Washington, D.C.— Future of Music Coalition (FMC), a national non-profit research, education and advocacy organization for musicians, has submitted testimony for the House Subcommittee on Intellectual Property, Competition and the Internet’s hearing on Music Licensing, taking place on Wednesday, November 28. read more
Over the past ten years, internet and digital radio has evolved into a robust and viable business.
Services like Pandora, Sirius XM, Clear Channel’s IHeartRadio and Slacker are leading the way in delivering radio-like services to millions of music fans every day, and paying millions of dollars in digital performance royalties to rightsholders, performers and songwriters. read more
[This post co-authored by FMC Policy Fellow Daniel Lieberman]
August in DC is traditionally a slow month. Election seasons are even slower. This year seems a little different, at least concerning an issue that could directly impact musicians. Within a span of six weeks, members of the House of Representatives on both sides of the aisle have introduced new legislation that aims to establish a more level playing field for radio royalties. read more
Just a decade ago, options for hearing chamber music, jazz, and world music on the radio were straightforward and rather limited: a local NPR or Pacifica station spinning Beethoven string quartets or Wynton Marsalis on a dial filled with infinite varieties of commercial pop, country, and talk. But as with many art forms, the Internet has revolutionized how niche music reaches fans. With recording, podcasting and webcasting becoming cheaper every day, traditional radio broadcasts have morphed into dozens of new forms on the web, and ? perhaps most importantly ? the line between being a performer and a broadcaster has blurred.

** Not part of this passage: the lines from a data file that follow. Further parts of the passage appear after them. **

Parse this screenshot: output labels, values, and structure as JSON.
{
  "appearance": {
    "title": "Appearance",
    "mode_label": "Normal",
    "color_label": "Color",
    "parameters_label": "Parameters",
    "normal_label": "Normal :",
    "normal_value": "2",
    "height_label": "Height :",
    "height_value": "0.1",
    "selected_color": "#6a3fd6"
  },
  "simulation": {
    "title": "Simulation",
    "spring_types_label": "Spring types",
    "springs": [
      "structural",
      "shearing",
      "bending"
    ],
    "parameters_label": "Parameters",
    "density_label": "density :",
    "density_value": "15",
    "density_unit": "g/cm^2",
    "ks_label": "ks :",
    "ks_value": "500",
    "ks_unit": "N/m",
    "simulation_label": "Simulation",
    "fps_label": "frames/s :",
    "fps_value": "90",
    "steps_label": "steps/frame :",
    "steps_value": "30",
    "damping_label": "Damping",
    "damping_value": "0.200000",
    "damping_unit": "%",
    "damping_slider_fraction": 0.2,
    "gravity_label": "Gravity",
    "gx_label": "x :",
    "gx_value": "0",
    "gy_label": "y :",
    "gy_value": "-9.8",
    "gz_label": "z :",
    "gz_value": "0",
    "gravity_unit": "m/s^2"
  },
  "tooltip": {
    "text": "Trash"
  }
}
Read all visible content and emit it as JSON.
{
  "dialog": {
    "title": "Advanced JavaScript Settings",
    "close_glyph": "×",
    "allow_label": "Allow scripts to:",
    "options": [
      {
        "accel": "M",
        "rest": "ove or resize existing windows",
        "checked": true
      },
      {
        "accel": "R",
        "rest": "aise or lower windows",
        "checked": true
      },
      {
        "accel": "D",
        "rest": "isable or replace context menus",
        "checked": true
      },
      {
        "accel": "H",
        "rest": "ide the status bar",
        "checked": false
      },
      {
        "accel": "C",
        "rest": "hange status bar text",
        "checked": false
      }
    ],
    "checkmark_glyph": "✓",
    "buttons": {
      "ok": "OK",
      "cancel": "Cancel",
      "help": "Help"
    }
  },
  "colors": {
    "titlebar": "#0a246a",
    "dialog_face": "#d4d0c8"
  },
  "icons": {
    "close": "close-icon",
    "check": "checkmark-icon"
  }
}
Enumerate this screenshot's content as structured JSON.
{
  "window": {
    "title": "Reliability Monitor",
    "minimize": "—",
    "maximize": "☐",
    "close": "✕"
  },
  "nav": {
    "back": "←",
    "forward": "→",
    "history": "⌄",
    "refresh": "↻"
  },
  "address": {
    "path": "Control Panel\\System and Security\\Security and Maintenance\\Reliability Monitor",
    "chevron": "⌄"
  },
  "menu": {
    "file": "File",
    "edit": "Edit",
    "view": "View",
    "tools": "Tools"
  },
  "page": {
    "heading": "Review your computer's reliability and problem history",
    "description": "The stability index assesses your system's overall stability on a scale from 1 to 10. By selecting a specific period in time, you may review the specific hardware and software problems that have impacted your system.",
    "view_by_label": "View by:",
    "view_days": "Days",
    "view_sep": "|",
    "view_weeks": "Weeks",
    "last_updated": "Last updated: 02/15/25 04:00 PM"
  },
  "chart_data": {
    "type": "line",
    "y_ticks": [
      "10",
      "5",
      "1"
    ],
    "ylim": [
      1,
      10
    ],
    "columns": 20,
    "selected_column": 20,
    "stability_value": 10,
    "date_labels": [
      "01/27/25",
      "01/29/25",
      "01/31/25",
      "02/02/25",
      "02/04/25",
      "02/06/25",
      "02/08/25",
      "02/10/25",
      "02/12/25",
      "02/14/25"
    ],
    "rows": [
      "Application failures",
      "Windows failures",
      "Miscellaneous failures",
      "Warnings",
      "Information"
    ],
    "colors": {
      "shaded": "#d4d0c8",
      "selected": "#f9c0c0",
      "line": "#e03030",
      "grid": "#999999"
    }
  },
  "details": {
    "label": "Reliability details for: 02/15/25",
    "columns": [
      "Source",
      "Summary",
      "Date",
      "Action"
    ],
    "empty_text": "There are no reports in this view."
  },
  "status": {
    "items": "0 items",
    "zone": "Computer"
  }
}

This new environment offers new possibilities for reaching new audiences, but it requires a new way of thinking about radio. read more